[Start of section]
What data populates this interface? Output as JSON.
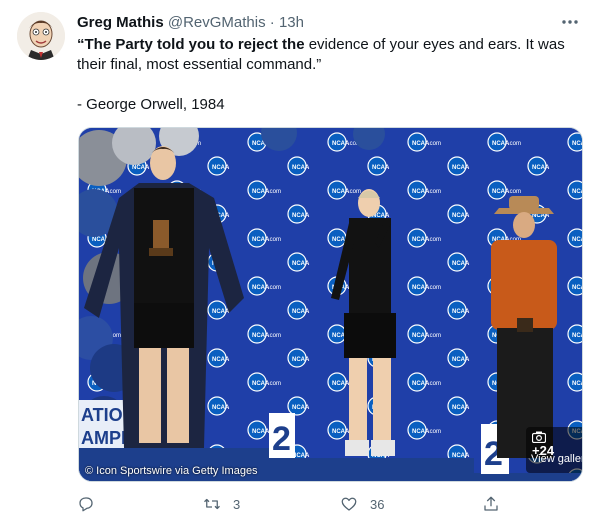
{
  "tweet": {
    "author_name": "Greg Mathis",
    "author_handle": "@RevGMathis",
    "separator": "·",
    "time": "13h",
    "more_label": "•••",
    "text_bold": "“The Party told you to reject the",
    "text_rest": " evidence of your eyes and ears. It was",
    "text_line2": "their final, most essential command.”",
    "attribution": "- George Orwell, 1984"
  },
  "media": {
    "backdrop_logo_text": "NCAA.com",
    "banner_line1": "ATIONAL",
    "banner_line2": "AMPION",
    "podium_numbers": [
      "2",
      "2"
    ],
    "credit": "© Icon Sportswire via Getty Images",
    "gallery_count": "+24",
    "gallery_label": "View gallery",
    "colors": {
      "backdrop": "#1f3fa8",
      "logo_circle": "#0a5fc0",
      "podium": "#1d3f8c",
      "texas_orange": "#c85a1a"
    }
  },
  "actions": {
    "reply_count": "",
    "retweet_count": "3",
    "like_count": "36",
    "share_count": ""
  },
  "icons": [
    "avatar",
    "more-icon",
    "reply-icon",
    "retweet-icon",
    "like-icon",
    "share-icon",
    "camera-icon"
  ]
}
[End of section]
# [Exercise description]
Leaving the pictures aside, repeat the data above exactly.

# [Answer space]
What data populates this interface? Output as JSON.
{
  "tweet": {
    "author_name": "Greg Mathis",
    "author_handle": "@RevGMathis",
    "separator": "·",
    "time": "13h",
    "more_label": "•••",
    "text_bold": "“The Party told you to reject the",
    "text_rest": " evidence of your eyes and ears. It was",
    "text_line2": "their final, most essential command.”",
    "attribution": "- George Orwell, 1984"
  },
  "media": {
    "backdrop_logo_text": "NCAA.com",
    "banner_line1": "ATIONAL",
    "banner_line2": "AMPION",
    "podium_numbers": [
      "2",
      "2"
    ],
    "credit": "© Icon Sportswire via Getty Images",
    "gallery_count": "+24",
    "gallery_label": "View gallery",
    "colors": {
      "backdrop": "#1f3fa8",
      "logo_circle": "#0a5fc0",
      "podium": "#1d3f8c",
      "texas_orange": "#c85a1a"
    }
  },
  "actions": {
    "reply_count": "",
    "retweet_count": "3",
    "like_count": "36",
    "share_count": ""
  },
  "icons": [
    "avatar",
    "more-icon",
    "reply-icon",
    "retweet-icon",
    "like-icon",
    "share-icon",
    "camera-icon"
  ]
}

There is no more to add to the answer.